Crossing the ‘threshold of risk’: a study of local secure accommodation decision making in Scotland.
Roesch-Marsh, Autumn Ellen
Marsh, Autumn Ellen Roesch

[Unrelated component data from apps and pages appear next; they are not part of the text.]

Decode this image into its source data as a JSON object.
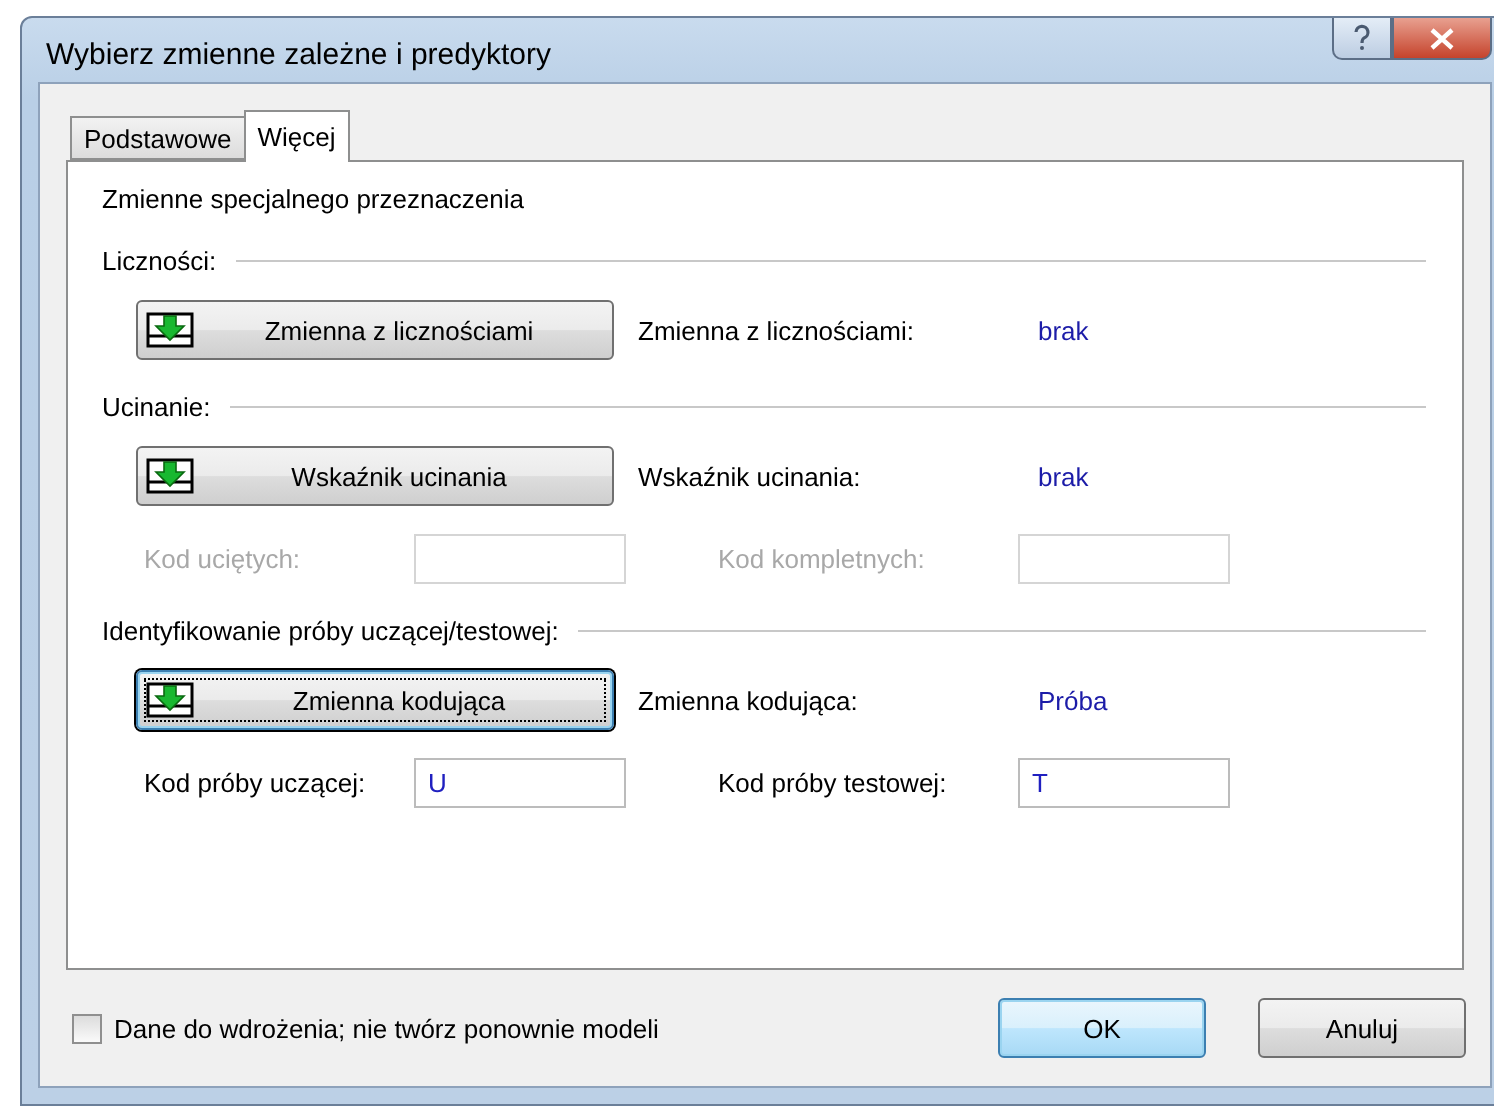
{
  "window": {
    "title": "Wybierz zmienne zależne i predyktory"
  },
  "tabs": [
    {
      "label": "Podstawowe",
      "selected": false
    },
    {
      "label": "Więcej",
      "selected": true
    }
  ],
  "panel_title": "Zmienne specjalnego przeznaczenia",
  "sections": [
    {
      "heading": "Liczności:",
      "button": {
        "label": "Zmienna z licznościami",
        "focused": false
      },
      "variable_label": "Zmienna z licznościami:",
      "variable_value": "brak"
    },
    {
      "heading": "Ucinanie:",
      "button": {
        "label": "Wskaźnik ucinania",
        "focused": false
      },
      "variable_label": "Wskaźnik ucinania:",
      "variable_value": "brak",
      "codes": [
        {
          "label": "Kod uciętych:",
          "disabled": true
        },
        {
          "label": "Kod kompletnych:",
          "disabled": true
        }
      ]
    },
    {
      "heading": "Identyfikowanie próby uczącej/testowej:",
      "button": {
        "label": "Zmienna kodująca",
        "focused": true
      },
      "variable_label": "Zmienna kodująca:",
      "variable_value": "Próba",
      "codes": [
        {
          "label": "Kod próby uczącej:",
          "value": "U",
          "disabled": false
        },
        {
          "label": "Kod próby testowej:",
          "value": "T",
          "disabled": false
        }
      ]
    }
  ],
  "checkbox": {
    "label": "Dane do wdrożenia; nie twórz ponownie modeli",
    "checked": false
  },
  "buttons": [
    {
      "label": "OK",
      "default": true
    },
    {
      "label": "Anuluj",
      "default": false
    }
  ]
}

Secure accommodation is locked residential child care for children, usually under the age of 16, who may represent a risk to themselves and/ or others. This thesis examines the findings of a study into decision making processes which determine the provision and legitimacy of secure accommodation for young people in one local authority area in Scotland. The thesis begins by investigating the legislative and policy context, arguing that policy confusion in this area means secure accommodation is likely to face an uncertain future. It goes on to provide an overview of relevant research and contends that there is a need to better understand the processes and factors influencing local decision making. The case study methodology employed is explicated which included the use of interviews, questionnaires, observations, and focus groups in order to gain the perspectives of managers, social workers, children’s panel members, residential workers and young people. The thesis explores the range of factors which were found to influence local decision makers including: their role in the decision making system and the operation of that system; their use of legislation and guidance; their subjective understanding of risk and risk assessment; their personal and collective ‘thresholds of risk’ which were linked to ideas about gender, age and vulnerability; the quality of ‘evidence’ about risks and needs which was influenced by who and how this ‘evidence’ of risk was presented; available resources and perceptions about the suitability of those resources to meet the needs of particular young people and the resident group already in secure placement. Participant conceptualisations of risk are analysed. In contrast to adult decision makers, this thesis demonstrates that young people often understand their own ‘risky’ behaviour as an attempt to communicate with social work systems within which they feel disempowered. The thesis concludes by making a number of recommendations for improvements to decision making policy and practice, including the need for greater transparency in relation to decision making systems and processes and more opportunities for service user participation at every level of local decision making.